piercing the crusted drift. Astonishing
how even a little violence
eases the mind.

In this extreme state of light
everything seems flawed: the streaked
pane, the forced bulbs on the sill
that refuse to bloom...A wad of dust
rolls like a desert weed
over the drafty floor.

Again I recall a neighbor's
small affront — it rises in my mind
like the huge banks of snow along the road:
the plow, passing up and down all day,
pushes them higher and higher...

The shadow of smoke rising from the chimney
moves abruptly over the yard.
The clothesline rises in the wind. One
wooden pin is left, solitary as a finger;
it, too, rises and falls.

please note: photo by Jon Morris

Tuesday, February 3, 2009

Random Bits of Fluff Floating By




The bad news-- in the worst snowstorm of a generation, London has NO snow plows. The Good news--you'd still be in foggy London Town.

Not a big fan of the Pittsburgh Steelers, but these two men could totally change my mind. Uhmmmmm...I am entranced by fancy footwork.




And, for anyone who might have been pondering deeper questions in this big blizzard we call life... I am Boggle.

Come on. You know you want to take the test--What Board Game Are You?
You Are Boggle

You are an incredibly creative and resourceful person.
You're able to dig deep and think outside the box to get things done.
You are a non linear thinker. You don't like following directions
You draw your inspiration from the strangest places sometimes. You're constantly inspired.

Yeah, like I'll be putting that on my resume and request to transfer.


CollegeGrrrl and CollegeTown just got their electricity back on yesterday although the rest of the state is still without power and, yes, it is snowing again.

There Will Come Soft Rains
by Sara Teasdale


There will come soft rains and the smell of the ground,
And swallows circling with their shimmering sound;

And frogs in the pools singing at night,
And wild plum-trees in tremulous white;

Robins will wear their feathery fire
Whistling their whims on a low fence-wire;

And not one will know of the war, not one
Will care at last when it is done.

Not one would mind, neither bird nor tree
If mankind perished utterly;

And Spring herself, when she woke at dawn,
Would scarcely know that we were gone.

Monday, February 2, 2009

Well, Alrighty Then. 6 More Weeks It Is. Kinda Testy Aren't We??



from The Writers' Almanac:
"Today we celebrate three holidays, all of them from the same source.

February 2nd is a "cross-quarter" day in the solar calendar, which means that it falls exactly between a solstice and an equinox.
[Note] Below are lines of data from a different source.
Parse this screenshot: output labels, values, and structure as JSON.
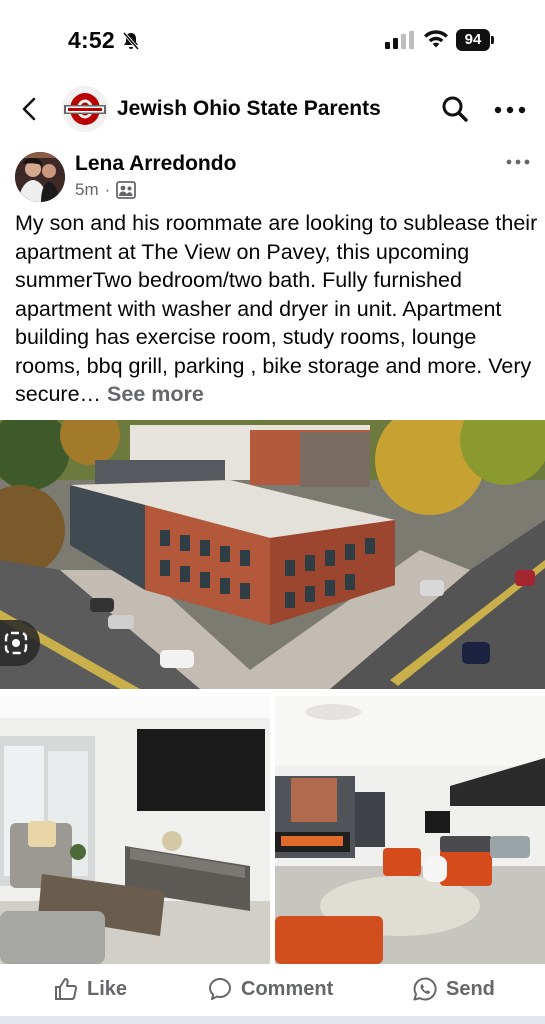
{
  "status_bar": {
    "time": "4:52",
    "battery": "94",
    "icons": [
      "bell-slash-icon",
      "cellular-signal-icon",
      "wifi-icon",
      "battery-icon"
    ]
  },
  "group": {
    "title": "Jewish Ohio State Parents",
    "logo_icon": "ohio-state-logo-icon",
    "colors": {
      "scarlet": "#bb0000",
      "gray": "#666666"
    }
  },
  "post": {
    "author": "Lena Arredondo",
    "time": "5m",
    "separator": "·",
    "body": "My son and his roommate are looking to sublease their apartment at The View on Pavey, this upcoming summerTwo bedroom/two bath. Fully furnished apartment with washer and dryer in unit. Apartment building has exercise room, study rooms, lounge rooms, bbq grill, parking , bike storage and more. Very secure…",
    "see_more": "See more",
    "images": [
      "aerial-building-photo",
      "living-room-photo",
      "lounge-photo"
    ]
  },
  "actions": {
    "like": "Like",
    "comment": "Comment",
    "send": "Send"
  }
}
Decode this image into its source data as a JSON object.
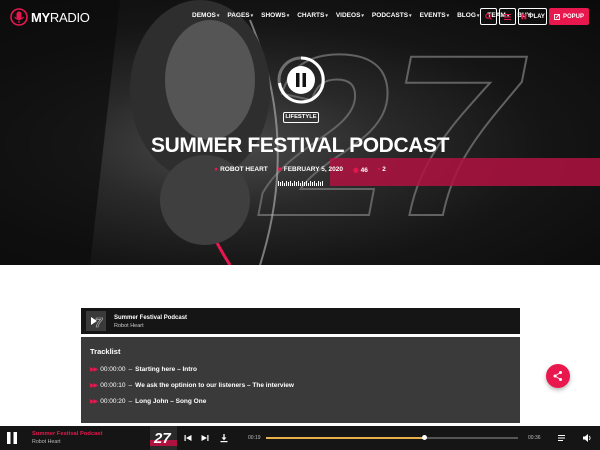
{
  "brand": {
    "name_a": "MY",
    "name_b": "RADIO",
    "accent": "#e8174e"
  },
  "nav": {
    "items": [
      {
        "label": "DEMOS",
        "has_submenu": true
      },
      {
        "label": "PAGES",
        "has_submenu": true
      },
      {
        "label": "SHOWS",
        "has_submenu": true
      },
      {
        "label": "CHARTS",
        "has_submenu": true
      },
      {
        "label": "VIDEOS",
        "has_submenu": true
      },
      {
        "label": "PODCASTS",
        "has_submenu": true
      },
      {
        "label": "EVENTS",
        "has_submenu": true
      },
      {
        "label": "BLOG",
        "has_submenu": true
      },
      {
        "label": "TEAM",
        "has_submenu": true
      },
      {
        "label": "BUY",
        "has_submenu": false
      }
    ],
    "play_label": "PLAY",
    "popup_label": "POPUP"
  },
  "hero": {
    "category": "LIFESTYLE",
    "title": "SUMMER FESTIVAL PODCAST",
    "author": "ROBOT HEART",
    "date": "FEBRUARY 5, 2020",
    "views": "46",
    "comments": "2",
    "artwork_number": "27"
  },
  "episode": {
    "title": "Summer Festival Podcast",
    "artist": "Robot Heart"
  },
  "tracklist": {
    "heading": "Tracklist",
    "tracks": [
      {
        "time": "00:00:00",
        "name": "Starting here – Intro"
      },
      {
        "time": "00:00:10",
        "name": "We ask the optinion to our listeners – The interview"
      },
      {
        "time": "00:00:20",
        "name": "Long John – Song One"
      }
    ]
  },
  "player": {
    "title": "Summer Festival Podcast",
    "artist": "Robot Heart",
    "current_time": "00:19",
    "duration": "00:36",
    "progress": 0.63,
    "thumb_number": "27"
  }
}
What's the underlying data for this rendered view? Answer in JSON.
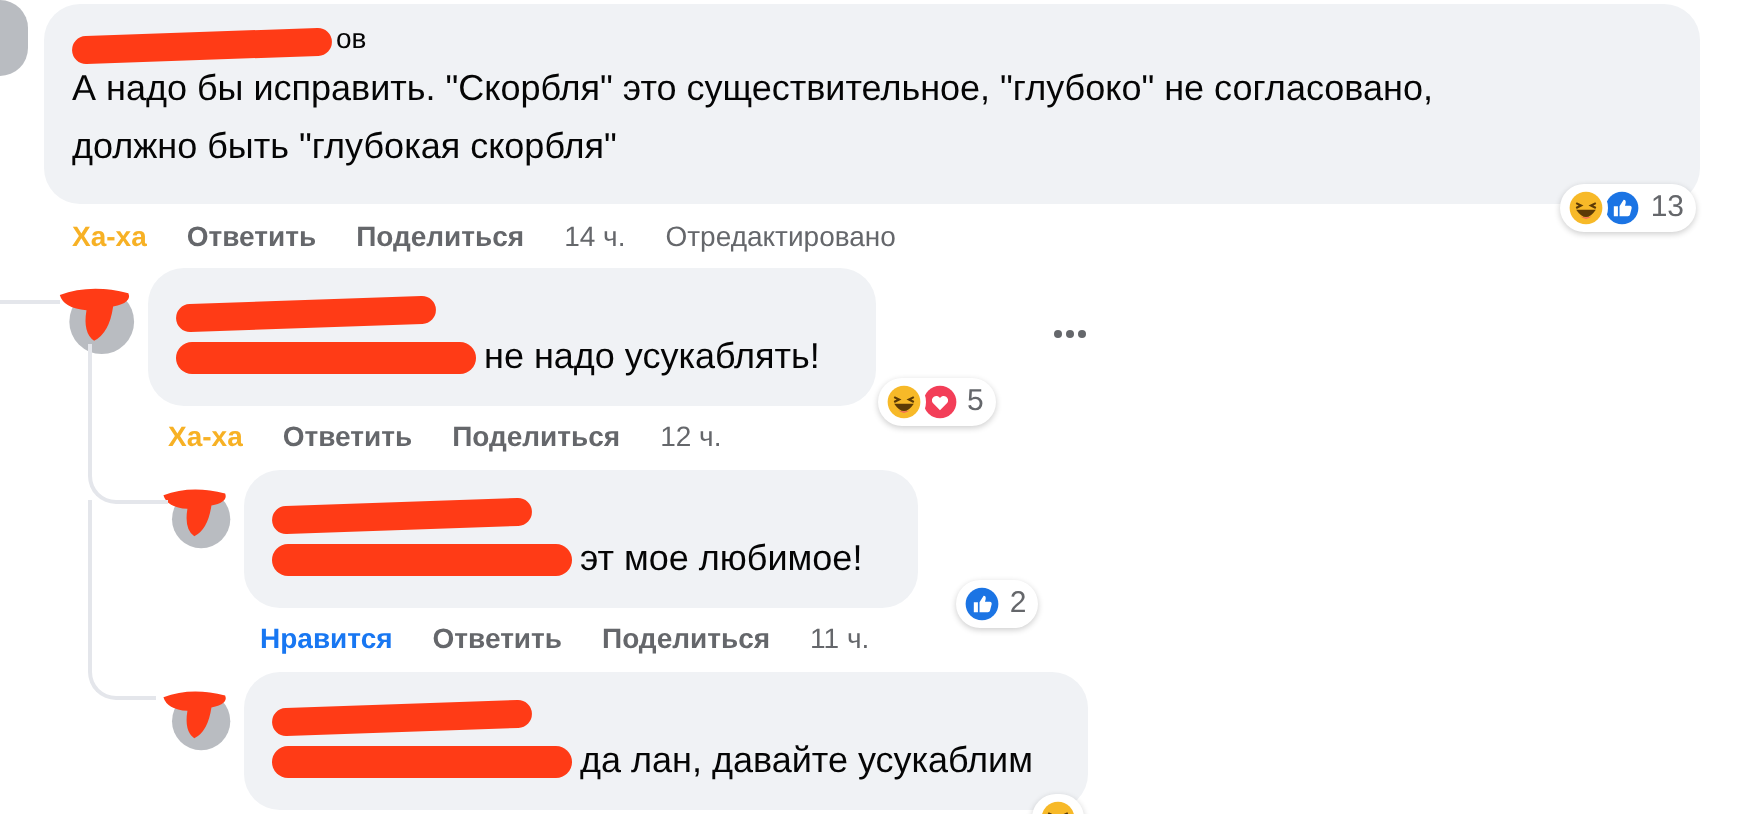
{
  "comments": [
    {
      "author_tail": "ов",
      "redacted_prefix": false,
      "text": "А надо бы исправить. \"Скорбля\" это существительное, \"глубоко\" не согласовано, должно быть \"глубокая скорбля\"",
      "reaction": {
        "kind": "haha",
        "label": "Ха-ха"
      },
      "actions": [
        "Ответить",
        "Поделиться"
      ],
      "time": "14 ч.",
      "edited": "Отредактировано",
      "reactions": {
        "icons": [
          {
            "kind": "haha"
          },
          {
            "kind": "like"
          }
        ],
        "count": "13"
      }
    },
    {
      "redacted_prefix": true,
      "text": "не надо усукаблять!",
      "reaction": {
        "kind": "haha",
        "label": "Ха-ха"
      },
      "actions": [
        "Ответить",
        "Поделиться"
      ],
      "time": "12 ч.",
      "menu": true,
      "reactions": {
        "icons": [
          {
            "kind": "haha"
          },
          {
            "kind": "love"
          }
        ],
        "count": "5"
      },
      "children": [
        {
          "redacted_prefix": true,
          "text": "эт мое любимое!",
          "reaction": {
            "kind": "like",
            "label": "Нравится"
          },
          "actions": [
            "Ответить",
            "Поделиться"
          ],
          "time": "11 ч.",
          "reactions": {
            "icons": [
              {
                "kind": "like"
              }
            ],
            "count": "2"
          }
        },
        {
          "redacted_prefix": true,
          "text": "да лан, давайте усукаблим",
          "reactions": {
            "icons": [
              {
                "kind": "haha"
              }
            ]
          }
        }
      ]
    }
  ]
}
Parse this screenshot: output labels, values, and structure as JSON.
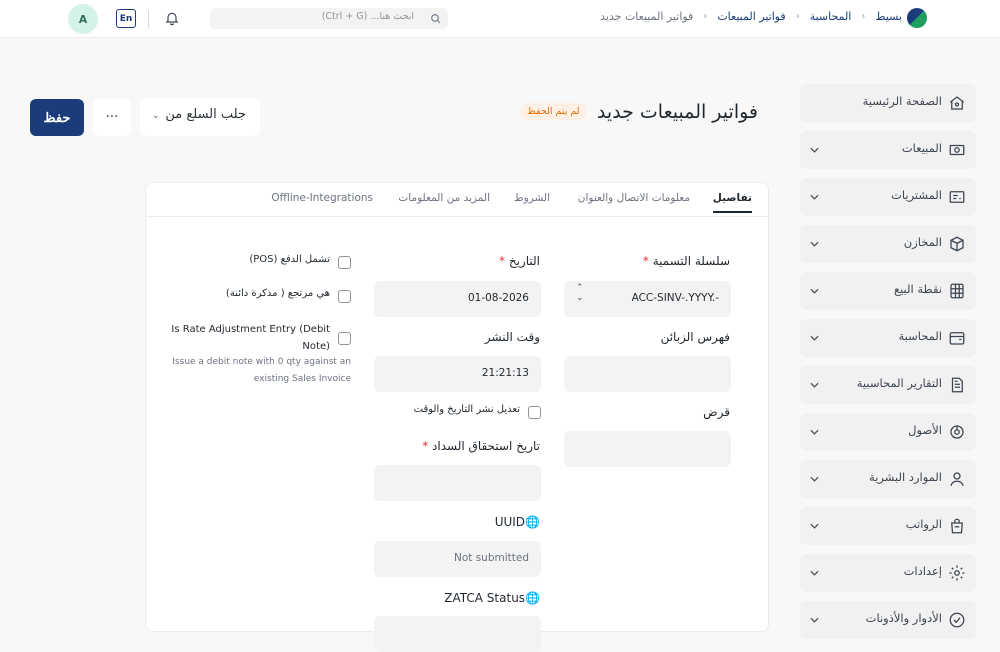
{
  "topbar": {
    "avatar": "A",
    "lang": "En",
    "search_placeholder": "ابحث هنا... (Ctrl + G)",
    "breadcrumbs": [
      "بسيط",
      "المحاسبة",
      "فواتير المبيعات",
      "فواتير المبيعات جديد"
    ]
  },
  "sidebar": {
    "items": [
      {
        "label": "الصفحة الرئيسية",
        "icon": "home-icon",
        "has_chevron": false
      },
      {
        "label": "المبيعات",
        "icon": "money-icon",
        "has_chevron": true
      },
      {
        "label": "المشتريات",
        "icon": "receipt-icon",
        "has_chevron": true
      },
      {
        "label": "المخازن",
        "icon": "box-icon",
        "has_chevron": true
      },
      {
        "label": "نقطة البيع",
        "icon": "pos-grid-icon",
        "has_chevron": true
      },
      {
        "label": "المحاسبة",
        "icon": "wallet-icon",
        "has_chevron": true
      },
      {
        "label": "التقارير المحاسبية",
        "icon": "report-icon",
        "has_chevron": true
      },
      {
        "label": "الأصول",
        "icon": "asset-icon",
        "has_chevron": true
      },
      {
        "label": "الموارد البشرية",
        "icon": "user-icon",
        "has_chevron": true
      },
      {
        "label": "الرواتب",
        "icon": "bag-icon",
        "has_chevron": true
      },
      {
        "label": "إعدادات",
        "icon": "gear-icon",
        "has_chevron": true
      },
      {
        "label": "الأدوار والأذونات",
        "icon": "shield-check-icon",
        "has_chevron": true
      }
    ]
  },
  "header": {
    "title": "فواتير المبيعات جديد",
    "status_badge": "لم يتم الحفظ",
    "save_label": "حفظ",
    "more_label": "···",
    "get_items_label": "جلب السلع من"
  },
  "tabs": [
    "تفاصيل",
    "معلومات الاتصال والعنوان",
    "الشروط",
    "المزيد من المعلومات",
    "Offline-Integrations"
  ],
  "form": {
    "naming_series_label": "سلسلة التسمية",
    "naming_series_value": "ACC-SINV-.YYYY.-",
    "customer_label": "فهرس الزبائن",
    "loan_label": "قرض",
    "date_label": "التاريخ",
    "date_value": "01-08-2026",
    "posting_time_label": "وقت النشر",
    "posting_time_value": "21:21:13",
    "edit_posting_label": "تعديل نشر التاريخ والوقت",
    "due_date_label": "تاريخ استحقاق السداد",
    "uuid_label": "UUID",
    "uuid_value": "Not submitted",
    "zatca_label": "ZATCA Status",
    "pos_label": "تشمل الدفع (POS)",
    "return_label": "هي مرتجع ( مذكرة دائنة)",
    "rate_adj_label_1": "Is Rate Adjustment Entry (Debit",
    "rate_adj_label_2": "Note)",
    "rate_adj_desc_1": "Issue a debit note with 0 qty against an",
    "rate_adj_desc_2": "existing Sales Invoice"
  }
}
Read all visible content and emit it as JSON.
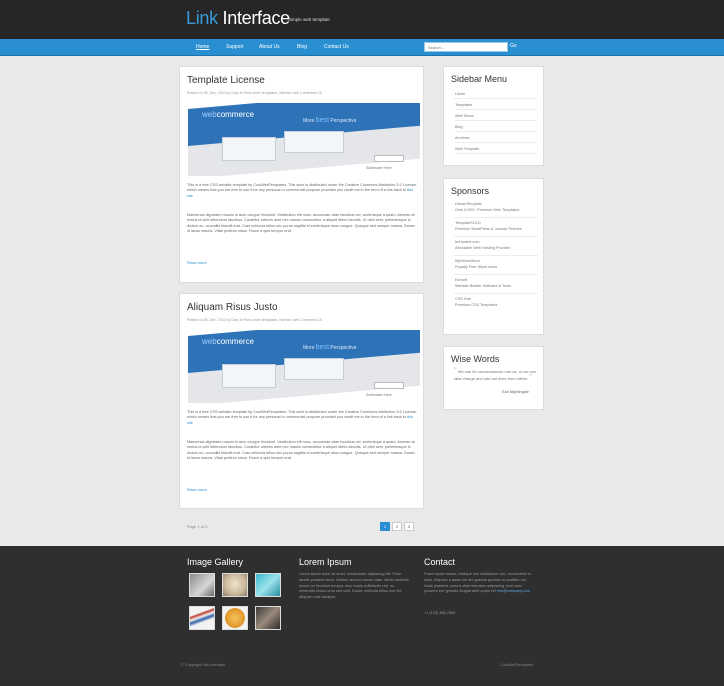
{
  "header": {
    "logo_part1": "Link",
    "logo_part2": "Interface",
    "slogan": "Simple web template"
  },
  "nav": {
    "items": [
      "Home",
      "Support",
      "About Us",
      "Blog",
      "Contact Us"
    ],
    "active": 0,
    "search_placeholder": "Search...",
    "search_button": "Go"
  },
  "posts": [
    {
      "title": "Template License",
      "meta": "Posted on 08, Dec, 2010 by Gary in Filed under templates, internet, web Comments 15",
      "banner": {
        "brand_a": "web",
        "brand_b": "commerce",
        "headline_a": "More",
        "headline_b": "best",
        "headline_c": "Perspective",
        "subtext": "Subheader Here"
      },
      "p1_text": "This is a free CSS website template by CoolWebTemplates. This work is distributed under the Creative Commons Attribution 3.0 License, which means that you are free to use it for any personal or commercial purpose provided you credit me in the form of a link back to",
      "p1_link": "this site",
      "p2": "Maecenas dignissim mauris in arcu congue tincidunt. Vestibulum elit nunc, accumsan vitae faucibus vel, scelerisque a quam. Aenean at metus id velit bibendum faucibus. Curabitur ultrices ante nec mauris consectetur a aliquet libero lobortis. Ut nibh sem, pellentesque in dictum eu, convallis blandit erat. Cras vehicula tellus nec purus sagittis id scelerisque risus congue. Quisque sed semper massa. Donec id lacus mauris. Vitae pretium nisus. Fusce a quis tempor erat.",
      "read_more": "Read more"
    },
    {
      "title": "Aliquam Risus Justo",
      "meta": "Posted on 08, Dec, 2010 by Gary in Filed under templates, internet, web Comments 15",
      "banner": {
        "brand_a": "web",
        "brand_b": "commerce",
        "headline_a": "More",
        "headline_b": "best",
        "headline_c": "Perspective",
        "subtext": "Subheader Here"
      },
      "p1_text": "This is a free CSS website template by CoolWebTemplates. This work is distributed under the Creative Commons Attribution 3.0 License, which means that you are free to use it for any personal or commercial purpose provided you credit me in the form of a link back to",
      "p1_link": "this site",
      "p2": "Maecenas dignissim mauris in arcu congue tincidunt. Vestibulum elit nunc, accumsan vitae faucibus vel, scelerisque a quam. Aenean at metus id velit bibendum faucibus. Curabitur ultrices ante nec mauris consectetur a aliquet libero lobortis. Ut nibh sem, pellentesque in dictum eu, convallis blandit erat. Cras vehicula tellus nec purus sagittis id scelerisque risus congue. Quisque sed semper massa. Donec id lacus mauris. Vitae pretium nisus. Fusce a quis tempor erat.",
      "read_more": "Read more"
    }
  ],
  "pagination": {
    "info": "Page 1 of 3",
    "pages": [
      "1",
      "2",
      "3"
    ],
    "current": 0
  },
  "sidebar_menu": {
    "title": "Sidebar Menu",
    "items": [
      "Home",
      "Templates",
      "Web Demo",
      "Blog",
      "Archives",
      "Web Template"
    ]
  },
  "sponsors": {
    "title": "Sponsors",
    "items": [
      {
        "name": "DreamTemplate",
        "desc": "Over 6,000+ Premium Web Templates"
      },
      {
        "name": "TemplateSOLD",
        "desc": "Premium WordPress & Joomla Themes"
      },
      {
        "name": "ImHosted.com",
        "desc": "Affordable Web Hosting Provider"
      },
      {
        "name": "MyVectorStore",
        "desc": "Royalty Free Stock Icons"
      },
      {
        "name": "Evrsoft",
        "desc": "Website Builder Software & Tools"
      },
      {
        "name": "CSS Hub",
        "desc": "Premium CSS Templates"
      }
    ]
  },
  "wise_words": {
    "title": "Wise Words",
    "open_quote": "“",
    "close_quote": "”",
    "quote": "We can let circumstances rule us, or we can take charge and rule our lives from within.",
    "author": "Earl Nightingale"
  },
  "footer": {
    "gallery_title": "Image Gallery",
    "lorem_title": "Lorem Ipsum",
    "lorem_text": "Lorem ipsum dolor sit amet, consectetur adipiscing elit. Proin iaculis posuere lacus. Nullam laoreet cursus vitae. Morbi molestie, ipsum vel tincidunt tempor, arcu turpis sollicitudin nisi, eu venenatis lectus urna sed velit. Donec vehicula tellus non elit. Aliquam erat volutpat.",
    "contact_title": "Contact",
    "contact_text": "Fusce quam metus, tristique non vestibulum nec, consectetur in risus. Aliquam a quam vel leo gravida gravida eu porttitor dui. Nulla pharetra, mauris vitae interdum adipiscing, erat nunc posuere est, gravida feugiat ante quam vel",
    "contact_email": "info@company.com",
    "contact_phone": "+1 (123) 456-7890",
    "copyright": "© Copyright Link Interface",
    "credit_label": "CoolWebTemplates"
  }
}
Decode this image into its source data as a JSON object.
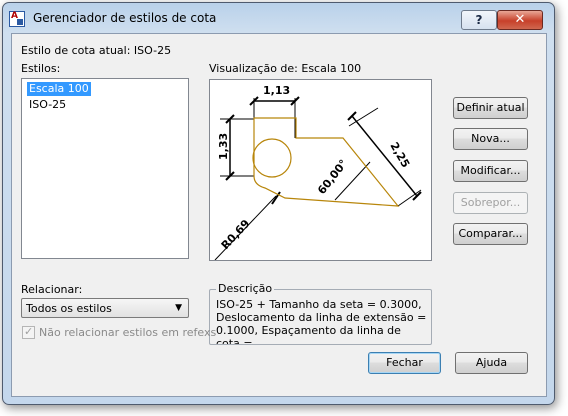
{
  "window": {
    "title": "Gerenciador de estilos de cota",
    "help_label": "?",
    "close_label": "✕"
  },
  "current_style": {
    "label": "Estilo de cota atual: ISO-25"
  },
  "styles": {
    "label": "Estilos:",
    "items": [
      {
        "label": "Escala 100",
        "selected": true
      },
      {
        "label": "ISO-25",
        "selected": false
      }
    ]
  },
  "preview": {
    "label": "Visualização de: Escala 100",
    "dims": {
      "top": "1,13",
      "left": "1,33",
      "diagonal": "2,25",
      "angle": "60,00°",
      "radius": "R0,69"
    }
  },
  "description": {
    "label": "Descrição",
    "lines": [
      "ISO-25 + Tamanho da seta = 0.3000,",
      "Deslocamento da linha de extensão =",
      "0.1000, Espaçamento da linha de cota ="
    ]
  },
  "list_filter": {
    "label": "Relacionar:",
    "value": "Todos os estilos"
  },
  "xref_checkbox": {
    "label": "Não relacionar estilos em refexs",
    "checked": true,
    "disabled": true
  },
  "buttons": {
    "set_current": "Definir atual",
    "new": "Nova...",
    "modify": "Modificar...",
    "override": "Sobrepor...",
    "compare": "Comparar...",
    "close": "Fechar",
    "help": "Ajuda"
  },
  "colors": {
    "selection": "#3399ff",
    "geometry": "#b8860b"
  }
}
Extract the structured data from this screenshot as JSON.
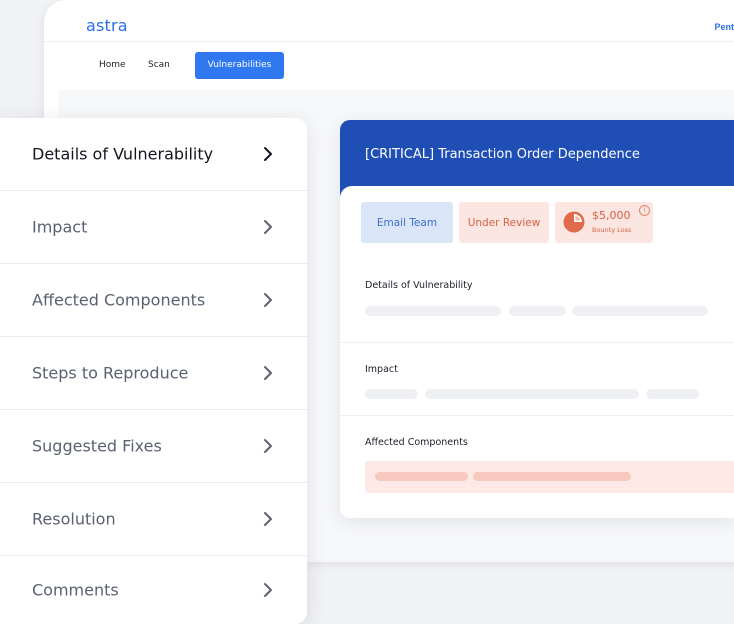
{
  "app": {
    "logo": "astra",
    "top_right_link": "Pent"
  },
  "nav": {
    "items": [
      {
        "label": "Home",
        "active": false
      },
      {
        "label": "Scan",
        "active": false
      },
      {
        "label": "Vulnerabilities",
        "active": true
      }
    ]
  },
  "vulnerability": {
    "title": "[CRITICAL] Transaction Order Dependence",
    "email_button": "Email Team",
    "status": "Under Review",
    "bounty_amount": "$5,000",
    "bounty_label": "Bounty Loss",
    "sections": [
      {
        "title": "Details of Vulnerability"
      },
      {
        "title": "Impact"
      },
      {
        "title": "Affected Components"
      }
    ]
  },
  "sidebar": {
    "items": [
      {
        "label": "Details of Vulnerability",
        "active": true
      },
      {
        "label": "Impact",
        "active": false
      },
      {
        "label": "Affected Components",
        "active": false
      },
      {
        "label": "Steps to Reproduce",
        "active": false
      },
      {
        "label": "Suggested Fixes",
        "active": false
      },
      {
        "label": "Resolution",
        "active": false
      },
      {
        "label": "Comments",
        "active": false
      }
    ]
  },
  "colors": {
    "brand_blue": "#2f78f0",
    "header_blue": "#1f4eb5",
    "critical_red": "#d66245",
    "chip_blue_bg": "#dbe5f8",
    "chip_red_bg": "#fbe6e1"
  },
  "icons": {
    "chevron": "chevron-right-icon",
    "bounty": "pie-chart-icon",
    "info": "info-icon"
  }
}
It's the ancient Celtic celebration of Imbolc, in honor of Brigit, the goddess of fire, poetry, healing, and childbirth. Brigit brings the healing power of the sun back to the world on Imbolc, a day that carries the first promise of spring. Imbolc comes from the Old Irish i mbolg, meaning "in the belly," because this is the time when ewes became pregnant to deliver spring lambs.

The Christians took over the Celtic celebration and made February 2nd into a Christian holiday, Candlemas Day. Candlemas Day celebrates the presentation of Jesus at the Temple exactly 40 days after Christmas.

There are many old sayings about today — about the emergence of animals from their winter dens and omens that predict the season ahead. One English saying goes:

If Candlemas day be fair and bright,
Winter will have another flight.
But if Candlemas day bring clouds and rain,
Winter is gone and won't come again.


There was a tradition in many European countries of watching animals — especially badgers — to see how they acted on this day. If they returned to their dens, it meant that there was still a long winter ahead.

German immigrants in Pennsylvania found that there weren't a lot of badgers in America, but there were a lot of groundhogs, so the holiday evolved into Groundhog Day. The first reference to Groundhog Day is from 1841, in the diary of a storekeeper in Morgantown, Pennsylvania. He wrote: 'Last Tuesday, the 2nd, was Candlemas day, the day on which, according to the Germans, the Groundhog peeps out of his winter quarters and if he sees his shadow he pops back for another six weeks' nap, but if the day be cloudy he remains out, as the weather is to be moderate.'"